- _Exercise aim_:
I'd like the entries that follow repeated exactly, with the pictures left out.

- _Data_:
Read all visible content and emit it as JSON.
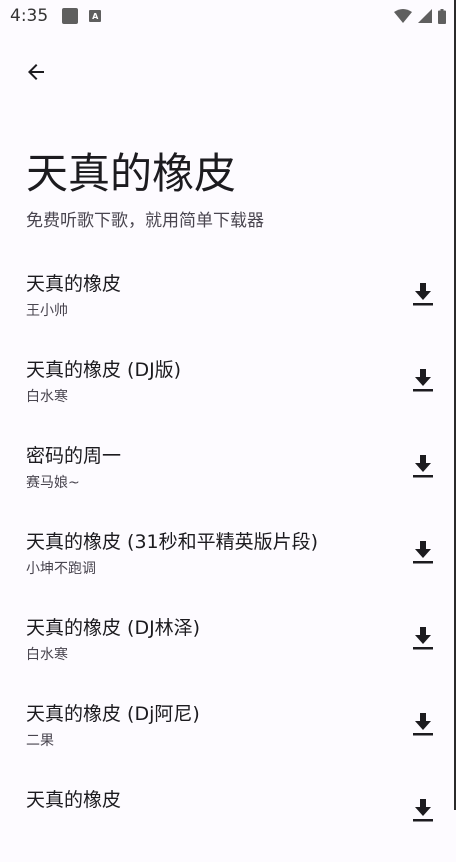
{
  "status": {
    "time": "4:35",
    "badge": "A"
  },
  "header": {
    "title": "天真的橡皮",
    "subtitle": "免费听歌下歌，就用简单下载器"
  },
  "songs": [
    {
      "title": "天真的橡皮",
      "artist": "王小帅"
    },
    {
      "title": "天真的橡皮 (DJ版)",
      "artist": "白水寒"
    },
    {
      "title": "密码的周一",
      "artist": "赛马娘~"
    },
    {
      "title": "天真的橡皮 (31秒和平精英版片段)",
      "artist": "小坤不跑调"
    },
    {
      "title": "天真的橡皮 (DJ林泽)",
      "artist": "白水寒"
    },
    {
      "title": "天真的橡皮 (Dj阿尼)",
      "artist": "二果"
    },
    {
      "title": "天真的橡皮",
      "artist": ""
    }
  ],
  "icons": {
    "back": "arrow-back-icon",
    "download": "download-icon"
  }
}
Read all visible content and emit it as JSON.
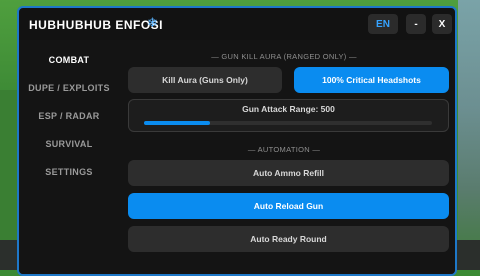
{
  "window": {
    "title": "HUBHUBHUB ENFOSI",
    "title_icon": "snowflake-icon"
  },
  "titlebar": {
    "lang_label": "EN",
    "minimize_label": "-",
    "close_label": "X"
  },
  "sidebar": {
    "items": [
      {
        "label": "COMBAT",
        "active": true
      },
      {
        "label": "DUPE / EXPLOITS",
        "active": false
      },
      {
        "label": "ESP / RADAR",
        "active": false
      },
      {
        "label": "SURVIVAL",
        "active": false
      },
      {
        "label": "SETTINGS",
        "active": false
      }
    ]
  },
  "main": {
    "section_gun": "— GUN KILL AURA (RANGED ONLY) —",
    "kill_aura_label": "Kill Aura (Guns Only)",
    "kill_aura_on": false,
    "crit_label": "100% Critical Headshots",
    "crit_on": true,
    "range_label": "Gun Attack Range: 500",
    "range_fraction": 0.23,
    "section_auto": "— AUTOMATION —",
    "auto_ammo_label": "Auto Ammo Refill",
    "auto_ammo_on": false,
    "auto_reload_label": "Auto Reload Gun",
    "auto_reload_on": true,
    "auto_ready_label": "Auto Ready Round",
    "auto_ready_on": false
  },
  "colors": {
    "accent": "#0a8cf0",
    "border": "#1e78c8",
    "lang_text": "#36a3ff"
  }
}
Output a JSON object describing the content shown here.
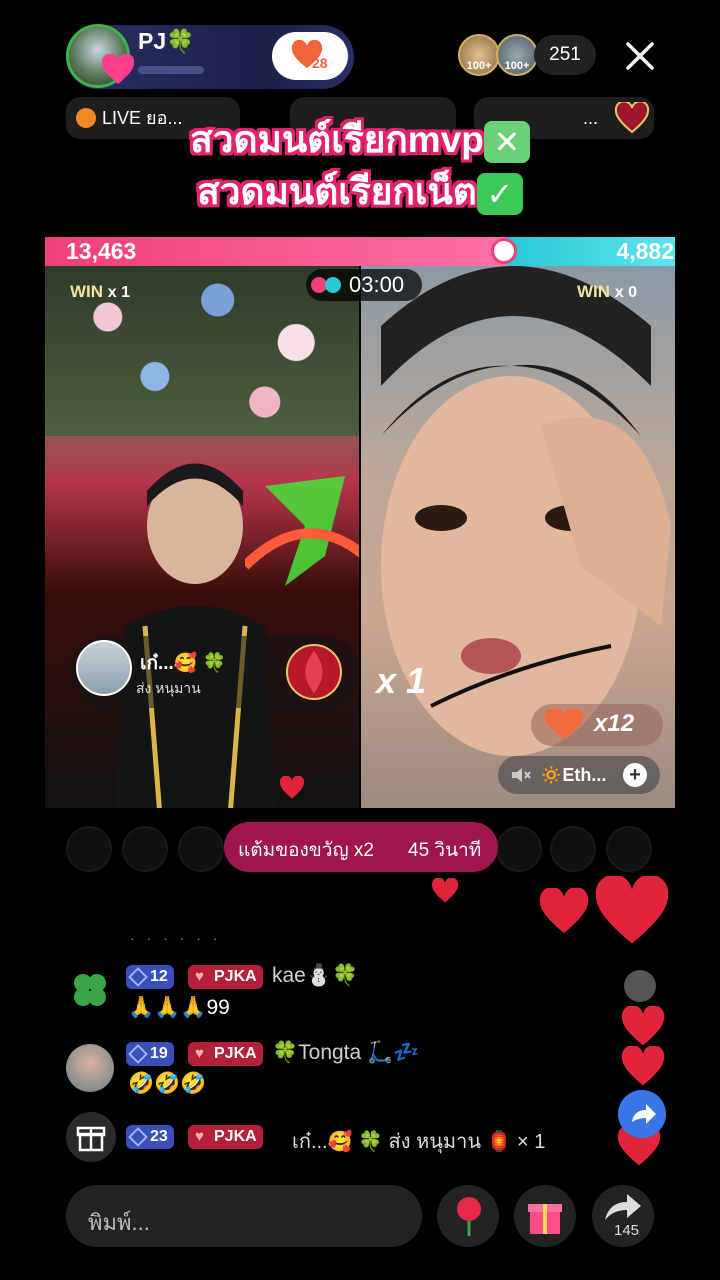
{
  "header": {
    "host_name": "PJ🍀",
    "follow_count": "28",
    "viewers": [
      {
        "badge": "100+"
      },
      {
        "badge": "100+"
      }
    ],
    "viewer_count": "251",
    "chips": [
      {
        "label": "LIVE ยอ..."
      },
      {
        "label": ""
      },
      {
        "label": "..."
      }
    ]
  },
  "banner": {
    "line1": "สวดมนต์เรียกmvp",
    "line1_mark": "✕",
    "line2": "สวดมนต์เรียกเน็ต",
    "line2_mark": "✓",
    "line1_mark_color": "#6ad07a",
    "line2_mark_color": "#3cc95a"
  },
  "battle": {
    "score_left": "13,463",
    "score_right": "4,882",
    "left_share": 0.734,
    "timer": "03:00",
    "win_left": {
      "label": "WIN",
      "count": "x 1"
    },
    "win_right": {
      "label": "WIN",
      "count": "x 0"
    },
    "colors": {
      "left": "#f0407a",
      "right": "#27c9d6"
    }
  },
  "left_stream": {
    "sender_name": "เก๋...🥰 🍀",
    "sender_action": "ส่ง หนุมาน"
  },
  "right_stream": {
    "multiplier": "x 1",
    "combo": "x12",
    "music": "🔅Eth..."
  },
  "gift_bonus": {
    "text": "แต้มของขวัญ x2",
    "time": "45 วินาที"
  },
  "chat": [
    {
      "level": "12",
      "fan": "PJKA",
      "user": "kae⛄🍀",
      "message": "🙏🙏🙏99"
    },
    {
      "level": "19",
      "fan": "PJKA",
      "user": "🍀Tongta 🛴💤",
      "message": "🤣🤣🤣"
    },
    {
      "level": "23",
      "fan": "PJKA",
      "user": "เก๋...🥰 🍀",
      "message": "ส่ง หนุมาน 🏮 × 1"
    }
  ],
  "bottom": {
    "input_placeholder": "พิมพ์...",
    "share_count": "145"
  },
  "icons": [
    "close-icon",
    "heart-icon",
    "gift-icon",
    "rose-icon",
    "share-icon",
    "mute-icon",
    "plus-icon",
    "clover-icon",
    "timer-icon"
  ]
}
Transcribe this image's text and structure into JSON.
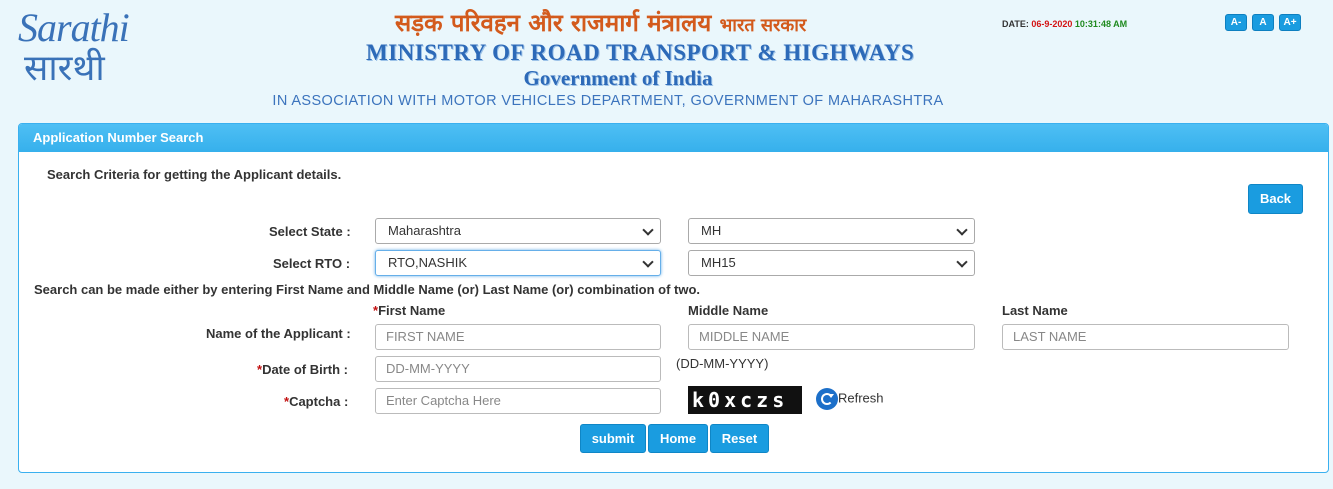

- _Solution for this exercise_:
Read all visible content and emit it as JSON.
{
  "status": {
    "time": "4:35",
    "badge": "A"
  },
  "header": {
    "title": "天真的橡皮",
    "subtitle": "免费听歌下歌，就用简单下载器"
  },
  "songs": [
    {
      "title": "天真的橡皮",
      "artist": "王小帅"
    },
    {
      "title": "天真的橡皮 (DJ版)",
      "artist": "白水寒"
    },
    {
      "title": "密码的周一",
      "artist": "赛马娘~"
    },
    {
      "title": "天真的橡皮 (31秒和平精英版片段)",
      "artist": "小坤不跑调"
    },
    {
      "title": "天真的橡皮 (DJ林泽)",
      "artist": "白水寒"
    },
    {
      "title": "天真的橡皮 (Dj阿尼)",
      "artist": "二果"
    },
    {
      "title": "天真的橡皮",
      "artist": ""
    }
  ],
  "icons": {
    "back": "arrow-back-icon",
    "download": "download-icon"
  }
}
Read all visible content and emit it as JSON.
{
  "window": {
    "title": "HUBHUBHUB ENFOSI",
    "title_icon": "snowflake-icon"
  },
  "titlebar": {
    "lang_label": "EN",
    "minimize_label": "-",
    "close_label": "X"
  },
  "sidebar": {
    "items": [
      {
        "label": "COMBAT",
        "active": true
      },
      {
        "label": "DUPE / EXPLOITS",
        "active": false
      },
      {
        "label": "ESP / RADAR",
        "active": false
      },
      {
        "label": "SURVIVAL",
        "active": false
      },
      {
        "label": "SETTINGS",
        "active": false
      }
    ]
  },
  "main": {
    "section_gun": "— GUN KILL AURA (RANGED ONLY) —",
    "kill_aura_label": "Kill Aura (Guns Only)",
    "kill_aura_on": false,
    "crit_label": "100% Critical Headshots",
    "crit_on": true,
    "range_label": "Gun Attack Range: 500",
    "range_fraction": 0.23,
    "section_auto": "— AUTOMATION —",
    "auto_ammo_label": "Auto Ammo Refill",
    "auto_ammo_on": false,
    "auto_reload_label": "Auto Reload Gun",
    "auto_reload_on": true,
    "auto_ready_label": "Auto Ready Round",
    "auto_ready_on": false
  },
  "colors": {
    "accent": "#0a8cf0",
    "border": "#1e78c8",
    "lang_text": "#36a3ff"
  }
}
Output a JSON object describing the content shown here.
{
  "header": {
    "host_name": "PJ🍀",
    "follow_count": "28",
    "viewers": [
      {
        "badge": "100+"
      },
      {
        "badge": "100+"
      }
    ],
    "viewer_count": "251",
    "chips": [
      {
        "label": "LIVE ยอ..."
      },
      {
        "label": ""
      },
      {
        "label": "..."
      }
    ]
  },
  "banner": {
    "line1": "สวดมนต์เรียกmvp",
    "line1_mark": "✕",
    "line2": "สวดมนต์เรียกเน็ต",
    "line2_mark": "✓",
    "line1_mark_color": "#6ad07a",
    "line2_mark_color": "#3cc95a"
  },
  "battle": {
    "score_left": "13,463",
    "score_right": "4,882",
    "left_share": 0.734,
    "timer": "03:00",
    "win_left": {
      "label": "WIN",
      "count": "x 1"
    },
    "win_right": {
      "label": "WIN",
      "count": "x 0"
    },
    "colors": {
      "left": "#f0407a",
      "right": "#27c9d6"
    }
  },
  "left_stream": {
    "sender_name": "เก๋...🥰 🍀",
    "sender_action": "ส่ง หนุมาน"
  },
  "right_stream": {
    "multiplier": "x 1",
    "combo": "x12",
    "music": "🔅Eth..."
  },
  "gift_bonus": {
    "text": "แต้มของขวัญ x2",
    "time": "45 วินาที"
  },
  "chat": [
    {
      "level": "12",
      "fan": "PJKA",
      "user": "kae⛄🍀",
      "message": "🙏🙏🙏99"
    },
    {
      "level": "19",
      "fan": "PJKA",
      "user": "🍀Tongta 🛴💤",
      "message": "🤣🤣🤣"
    },
    {
      "level": "23",
      "fan": "PJKA",
      "user": "เก๋...🥰 🍀",
      "message": "ส่ง หนุมาน 🏮 × 1"
    }
  ],
  "bottom": {
    "input_placeholder": "พิมพ์...",
    "share_count": "145"
  },
  "icons": [
    "close-icon",
    "heart-icon",
    "gift-icon",
    "rose-icon",
    "share-icon",
    "mute-icon",
    "plus-icon",
    "clover-icon",
    "timer-icon"
  ]
}
Transcribe this image's text and structure into JSON.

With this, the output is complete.